Do you have a link to a URL that has been shortened by services like goo.gl (Google), fb.me (Facebook), t.co (Twitter), bit.ly, or TinyURL? This tool calls our own code to give you the original URL. Don't take a chance and see where that shortened URL might take you. Paste your link with the "http://" or "https://" in the Shortened Link textbox and click the X-Ray button.

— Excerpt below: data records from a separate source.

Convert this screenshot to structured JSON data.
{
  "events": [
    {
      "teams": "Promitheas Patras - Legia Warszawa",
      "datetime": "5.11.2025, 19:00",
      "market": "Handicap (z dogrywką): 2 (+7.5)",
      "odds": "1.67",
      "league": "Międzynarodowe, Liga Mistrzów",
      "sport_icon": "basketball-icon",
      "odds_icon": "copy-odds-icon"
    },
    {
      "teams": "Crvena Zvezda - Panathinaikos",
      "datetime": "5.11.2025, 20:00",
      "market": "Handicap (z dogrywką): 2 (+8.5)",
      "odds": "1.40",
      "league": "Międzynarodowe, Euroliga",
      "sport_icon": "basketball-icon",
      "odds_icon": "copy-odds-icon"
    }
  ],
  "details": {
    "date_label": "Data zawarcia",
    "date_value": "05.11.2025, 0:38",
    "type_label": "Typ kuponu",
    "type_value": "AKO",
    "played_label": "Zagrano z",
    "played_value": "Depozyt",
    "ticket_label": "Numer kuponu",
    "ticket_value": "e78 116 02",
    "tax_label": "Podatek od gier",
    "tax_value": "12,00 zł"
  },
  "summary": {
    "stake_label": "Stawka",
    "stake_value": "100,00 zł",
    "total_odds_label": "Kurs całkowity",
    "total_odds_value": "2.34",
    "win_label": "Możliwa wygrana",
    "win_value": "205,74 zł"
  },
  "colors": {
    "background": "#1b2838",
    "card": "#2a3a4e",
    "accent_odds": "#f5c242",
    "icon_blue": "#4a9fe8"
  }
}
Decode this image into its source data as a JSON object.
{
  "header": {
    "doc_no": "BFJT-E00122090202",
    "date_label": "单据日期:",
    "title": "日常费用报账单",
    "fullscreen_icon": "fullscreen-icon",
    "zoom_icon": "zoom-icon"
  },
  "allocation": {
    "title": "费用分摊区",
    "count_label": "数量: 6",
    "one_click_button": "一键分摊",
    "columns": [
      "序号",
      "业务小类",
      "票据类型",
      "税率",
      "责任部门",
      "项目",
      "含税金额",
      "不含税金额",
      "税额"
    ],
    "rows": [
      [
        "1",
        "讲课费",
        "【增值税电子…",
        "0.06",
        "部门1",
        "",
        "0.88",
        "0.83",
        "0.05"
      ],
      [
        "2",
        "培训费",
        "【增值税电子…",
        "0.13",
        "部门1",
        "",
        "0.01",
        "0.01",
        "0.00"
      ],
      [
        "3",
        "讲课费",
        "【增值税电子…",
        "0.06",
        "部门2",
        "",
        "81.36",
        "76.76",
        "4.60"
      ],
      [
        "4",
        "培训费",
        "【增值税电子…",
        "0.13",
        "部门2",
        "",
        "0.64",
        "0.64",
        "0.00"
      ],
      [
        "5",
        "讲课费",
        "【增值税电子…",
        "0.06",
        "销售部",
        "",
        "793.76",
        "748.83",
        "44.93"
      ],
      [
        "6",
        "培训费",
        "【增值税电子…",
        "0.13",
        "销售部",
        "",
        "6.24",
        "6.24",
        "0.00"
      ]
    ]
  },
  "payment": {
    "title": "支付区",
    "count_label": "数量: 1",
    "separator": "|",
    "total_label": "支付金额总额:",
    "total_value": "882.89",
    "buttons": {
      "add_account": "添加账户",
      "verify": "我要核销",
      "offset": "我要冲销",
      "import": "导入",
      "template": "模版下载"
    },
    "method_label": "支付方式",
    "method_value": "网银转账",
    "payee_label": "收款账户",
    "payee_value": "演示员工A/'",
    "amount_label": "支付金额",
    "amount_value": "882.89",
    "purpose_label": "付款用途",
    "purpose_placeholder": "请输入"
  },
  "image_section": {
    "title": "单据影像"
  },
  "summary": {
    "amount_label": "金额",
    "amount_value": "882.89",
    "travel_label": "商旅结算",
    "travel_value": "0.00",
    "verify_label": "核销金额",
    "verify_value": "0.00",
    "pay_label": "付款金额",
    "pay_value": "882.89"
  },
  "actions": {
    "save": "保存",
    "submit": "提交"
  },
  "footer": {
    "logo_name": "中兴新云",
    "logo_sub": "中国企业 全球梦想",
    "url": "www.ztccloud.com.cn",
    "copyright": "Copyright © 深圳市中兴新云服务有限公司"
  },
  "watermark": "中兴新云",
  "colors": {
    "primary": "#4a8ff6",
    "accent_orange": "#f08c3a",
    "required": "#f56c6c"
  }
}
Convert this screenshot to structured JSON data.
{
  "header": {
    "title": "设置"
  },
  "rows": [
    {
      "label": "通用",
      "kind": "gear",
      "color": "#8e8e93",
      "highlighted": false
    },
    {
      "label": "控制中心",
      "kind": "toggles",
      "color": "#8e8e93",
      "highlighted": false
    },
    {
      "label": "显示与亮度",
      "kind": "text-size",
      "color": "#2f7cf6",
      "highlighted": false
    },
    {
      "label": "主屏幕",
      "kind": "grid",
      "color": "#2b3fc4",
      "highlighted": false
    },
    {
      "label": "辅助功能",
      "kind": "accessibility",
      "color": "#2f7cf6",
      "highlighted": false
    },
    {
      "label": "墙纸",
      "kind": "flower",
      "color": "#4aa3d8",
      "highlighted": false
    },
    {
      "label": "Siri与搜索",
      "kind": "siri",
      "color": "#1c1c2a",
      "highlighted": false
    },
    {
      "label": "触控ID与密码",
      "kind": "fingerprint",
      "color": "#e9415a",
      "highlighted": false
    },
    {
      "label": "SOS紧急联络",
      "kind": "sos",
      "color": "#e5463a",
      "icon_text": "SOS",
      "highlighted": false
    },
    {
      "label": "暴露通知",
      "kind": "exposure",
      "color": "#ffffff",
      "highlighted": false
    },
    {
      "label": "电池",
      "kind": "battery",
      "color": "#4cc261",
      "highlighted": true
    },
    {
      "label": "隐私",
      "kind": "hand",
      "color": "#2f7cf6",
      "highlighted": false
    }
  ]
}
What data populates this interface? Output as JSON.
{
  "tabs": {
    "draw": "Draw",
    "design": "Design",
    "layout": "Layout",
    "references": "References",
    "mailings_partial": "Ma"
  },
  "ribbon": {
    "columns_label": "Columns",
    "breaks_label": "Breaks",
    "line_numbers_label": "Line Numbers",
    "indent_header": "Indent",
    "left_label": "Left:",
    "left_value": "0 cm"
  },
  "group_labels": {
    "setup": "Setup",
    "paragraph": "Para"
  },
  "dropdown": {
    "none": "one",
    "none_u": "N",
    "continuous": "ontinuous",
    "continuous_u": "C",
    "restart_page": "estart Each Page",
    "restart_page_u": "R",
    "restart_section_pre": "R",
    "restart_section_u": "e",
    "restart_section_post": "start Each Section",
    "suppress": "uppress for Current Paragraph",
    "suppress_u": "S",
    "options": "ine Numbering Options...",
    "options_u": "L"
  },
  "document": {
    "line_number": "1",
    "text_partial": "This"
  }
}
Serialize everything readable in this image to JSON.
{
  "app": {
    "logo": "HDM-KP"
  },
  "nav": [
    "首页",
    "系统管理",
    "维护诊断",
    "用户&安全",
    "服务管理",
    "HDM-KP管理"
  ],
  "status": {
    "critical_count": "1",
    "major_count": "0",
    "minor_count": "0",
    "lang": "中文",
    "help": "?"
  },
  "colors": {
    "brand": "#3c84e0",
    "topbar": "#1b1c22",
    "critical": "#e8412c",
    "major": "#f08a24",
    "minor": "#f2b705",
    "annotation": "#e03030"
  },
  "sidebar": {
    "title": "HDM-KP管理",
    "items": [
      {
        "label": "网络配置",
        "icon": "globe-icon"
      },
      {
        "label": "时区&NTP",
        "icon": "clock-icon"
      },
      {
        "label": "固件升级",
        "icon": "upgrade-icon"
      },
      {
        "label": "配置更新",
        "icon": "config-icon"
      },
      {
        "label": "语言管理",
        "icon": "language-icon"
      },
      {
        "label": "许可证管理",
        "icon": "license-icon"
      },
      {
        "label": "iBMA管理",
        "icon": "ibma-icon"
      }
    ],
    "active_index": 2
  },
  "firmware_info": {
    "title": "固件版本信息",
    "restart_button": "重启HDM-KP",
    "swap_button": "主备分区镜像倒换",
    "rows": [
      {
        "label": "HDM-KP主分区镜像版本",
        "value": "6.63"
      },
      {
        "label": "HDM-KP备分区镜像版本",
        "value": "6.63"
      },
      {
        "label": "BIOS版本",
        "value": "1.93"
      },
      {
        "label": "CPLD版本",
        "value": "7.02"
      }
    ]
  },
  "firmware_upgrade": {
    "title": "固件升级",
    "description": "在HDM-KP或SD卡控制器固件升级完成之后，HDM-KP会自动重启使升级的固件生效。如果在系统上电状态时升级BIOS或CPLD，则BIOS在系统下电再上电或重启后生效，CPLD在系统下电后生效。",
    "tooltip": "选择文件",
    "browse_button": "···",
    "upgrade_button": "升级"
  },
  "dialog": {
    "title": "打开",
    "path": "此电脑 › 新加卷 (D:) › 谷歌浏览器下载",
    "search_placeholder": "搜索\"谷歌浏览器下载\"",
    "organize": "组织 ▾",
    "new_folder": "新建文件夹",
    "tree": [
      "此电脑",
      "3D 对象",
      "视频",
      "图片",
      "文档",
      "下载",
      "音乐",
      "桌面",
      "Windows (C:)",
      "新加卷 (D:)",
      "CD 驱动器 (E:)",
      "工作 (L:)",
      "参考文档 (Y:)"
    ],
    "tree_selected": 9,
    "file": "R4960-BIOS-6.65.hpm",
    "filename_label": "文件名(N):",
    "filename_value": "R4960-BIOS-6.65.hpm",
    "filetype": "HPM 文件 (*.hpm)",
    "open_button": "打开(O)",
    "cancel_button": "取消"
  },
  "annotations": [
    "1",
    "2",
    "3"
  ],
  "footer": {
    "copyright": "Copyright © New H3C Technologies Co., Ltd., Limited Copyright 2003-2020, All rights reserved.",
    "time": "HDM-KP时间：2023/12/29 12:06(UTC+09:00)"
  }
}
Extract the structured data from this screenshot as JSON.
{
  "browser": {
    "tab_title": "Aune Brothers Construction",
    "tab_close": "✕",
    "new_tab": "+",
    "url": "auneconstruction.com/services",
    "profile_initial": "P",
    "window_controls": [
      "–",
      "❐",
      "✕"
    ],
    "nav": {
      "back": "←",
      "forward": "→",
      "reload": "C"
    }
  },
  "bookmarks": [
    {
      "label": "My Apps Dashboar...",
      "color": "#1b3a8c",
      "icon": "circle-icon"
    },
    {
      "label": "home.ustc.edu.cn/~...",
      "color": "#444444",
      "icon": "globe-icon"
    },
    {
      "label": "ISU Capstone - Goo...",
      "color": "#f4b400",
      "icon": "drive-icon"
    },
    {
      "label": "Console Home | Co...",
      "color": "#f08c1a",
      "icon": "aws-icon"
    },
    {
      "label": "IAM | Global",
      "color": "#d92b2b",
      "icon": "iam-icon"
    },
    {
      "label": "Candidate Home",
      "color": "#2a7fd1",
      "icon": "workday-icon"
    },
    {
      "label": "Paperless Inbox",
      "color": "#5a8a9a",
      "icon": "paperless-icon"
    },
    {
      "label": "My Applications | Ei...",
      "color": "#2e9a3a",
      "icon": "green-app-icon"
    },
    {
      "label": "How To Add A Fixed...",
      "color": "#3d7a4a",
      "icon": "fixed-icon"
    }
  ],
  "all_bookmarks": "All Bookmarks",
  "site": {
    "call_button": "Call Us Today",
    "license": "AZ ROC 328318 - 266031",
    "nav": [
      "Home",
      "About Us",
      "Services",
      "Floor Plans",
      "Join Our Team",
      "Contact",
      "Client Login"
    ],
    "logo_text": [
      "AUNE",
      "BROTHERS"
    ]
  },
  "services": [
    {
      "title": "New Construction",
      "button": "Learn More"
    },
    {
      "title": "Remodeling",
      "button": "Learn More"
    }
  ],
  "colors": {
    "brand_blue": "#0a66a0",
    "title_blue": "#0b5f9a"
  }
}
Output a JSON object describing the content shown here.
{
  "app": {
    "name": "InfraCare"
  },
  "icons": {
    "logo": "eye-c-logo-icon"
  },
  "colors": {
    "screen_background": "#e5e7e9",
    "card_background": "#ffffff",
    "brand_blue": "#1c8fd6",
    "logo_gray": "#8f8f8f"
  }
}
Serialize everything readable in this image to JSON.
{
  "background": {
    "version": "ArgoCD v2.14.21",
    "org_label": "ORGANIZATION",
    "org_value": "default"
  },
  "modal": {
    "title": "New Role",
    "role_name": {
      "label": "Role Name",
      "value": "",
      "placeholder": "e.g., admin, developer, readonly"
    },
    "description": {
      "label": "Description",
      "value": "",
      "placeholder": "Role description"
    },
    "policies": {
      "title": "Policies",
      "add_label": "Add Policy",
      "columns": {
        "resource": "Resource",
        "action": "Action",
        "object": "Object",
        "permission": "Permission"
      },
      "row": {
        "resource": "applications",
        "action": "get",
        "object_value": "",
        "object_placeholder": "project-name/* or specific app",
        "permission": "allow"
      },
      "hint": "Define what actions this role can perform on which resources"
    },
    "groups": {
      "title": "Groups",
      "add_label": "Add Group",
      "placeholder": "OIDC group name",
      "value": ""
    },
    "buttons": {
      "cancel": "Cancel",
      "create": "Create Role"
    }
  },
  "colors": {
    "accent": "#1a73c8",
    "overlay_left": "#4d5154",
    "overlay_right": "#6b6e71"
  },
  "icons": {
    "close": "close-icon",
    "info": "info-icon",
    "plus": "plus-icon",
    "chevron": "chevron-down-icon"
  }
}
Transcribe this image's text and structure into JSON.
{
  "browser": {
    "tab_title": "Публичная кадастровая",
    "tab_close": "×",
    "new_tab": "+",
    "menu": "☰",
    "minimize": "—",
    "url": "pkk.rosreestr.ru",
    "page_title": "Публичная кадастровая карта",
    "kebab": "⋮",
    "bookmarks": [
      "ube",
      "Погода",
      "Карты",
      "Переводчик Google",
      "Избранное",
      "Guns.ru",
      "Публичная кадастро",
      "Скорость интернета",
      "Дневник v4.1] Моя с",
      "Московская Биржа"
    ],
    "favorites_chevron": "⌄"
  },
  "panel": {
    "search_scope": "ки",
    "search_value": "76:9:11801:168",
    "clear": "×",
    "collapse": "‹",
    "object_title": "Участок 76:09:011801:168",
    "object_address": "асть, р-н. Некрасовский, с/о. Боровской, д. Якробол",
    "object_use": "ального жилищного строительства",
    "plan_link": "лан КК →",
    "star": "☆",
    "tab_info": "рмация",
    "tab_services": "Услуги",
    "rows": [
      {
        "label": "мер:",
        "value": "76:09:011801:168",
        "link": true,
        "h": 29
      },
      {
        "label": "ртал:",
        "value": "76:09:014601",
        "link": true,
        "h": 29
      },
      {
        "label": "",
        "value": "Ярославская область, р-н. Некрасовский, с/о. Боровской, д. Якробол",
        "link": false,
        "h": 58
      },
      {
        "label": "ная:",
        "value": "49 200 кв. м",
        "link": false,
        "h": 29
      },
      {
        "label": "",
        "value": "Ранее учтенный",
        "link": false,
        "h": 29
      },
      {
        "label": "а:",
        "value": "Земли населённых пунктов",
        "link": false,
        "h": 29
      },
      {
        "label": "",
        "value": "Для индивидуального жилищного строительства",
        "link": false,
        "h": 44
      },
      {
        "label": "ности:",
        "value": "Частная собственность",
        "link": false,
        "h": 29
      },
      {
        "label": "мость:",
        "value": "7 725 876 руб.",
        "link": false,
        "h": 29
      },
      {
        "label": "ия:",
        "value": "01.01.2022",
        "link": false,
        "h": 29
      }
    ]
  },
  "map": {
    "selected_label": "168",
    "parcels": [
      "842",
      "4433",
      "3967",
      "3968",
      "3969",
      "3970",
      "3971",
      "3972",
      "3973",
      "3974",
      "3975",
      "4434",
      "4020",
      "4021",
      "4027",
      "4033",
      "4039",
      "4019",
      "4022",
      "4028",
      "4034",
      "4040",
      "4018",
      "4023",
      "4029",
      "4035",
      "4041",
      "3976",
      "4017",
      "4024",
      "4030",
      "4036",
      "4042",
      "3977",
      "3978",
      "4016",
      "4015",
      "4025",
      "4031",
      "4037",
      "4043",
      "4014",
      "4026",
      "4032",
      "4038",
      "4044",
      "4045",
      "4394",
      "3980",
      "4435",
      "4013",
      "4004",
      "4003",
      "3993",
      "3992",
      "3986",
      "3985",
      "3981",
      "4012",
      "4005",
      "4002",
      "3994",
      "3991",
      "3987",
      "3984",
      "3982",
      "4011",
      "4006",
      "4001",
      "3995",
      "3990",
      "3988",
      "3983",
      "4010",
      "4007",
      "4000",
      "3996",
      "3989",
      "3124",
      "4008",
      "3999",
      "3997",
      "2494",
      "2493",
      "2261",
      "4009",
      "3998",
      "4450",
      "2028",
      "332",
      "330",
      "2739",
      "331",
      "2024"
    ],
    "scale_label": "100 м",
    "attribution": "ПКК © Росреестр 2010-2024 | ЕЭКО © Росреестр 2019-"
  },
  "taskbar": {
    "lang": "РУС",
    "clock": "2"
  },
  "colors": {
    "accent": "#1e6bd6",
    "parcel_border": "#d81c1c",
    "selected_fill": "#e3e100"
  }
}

A recent study published researchers from the School of Technology at Cornell University has demonstrated that the danger doesn’t only exist in the links themselves, but also, where-in-the-internet they might take you. The bad guys have gained access to thousands of files in OneDrive, Google Drive and Google Maps from these shortened links. The problem is that these reduced URLs are not only short but also very predictable. They all follow the same structure. It is extremely easy to see hundreds or thousands of possible variants, automatically and in a matter of seconds, by checking to see if the link is directed to a file in the cloud.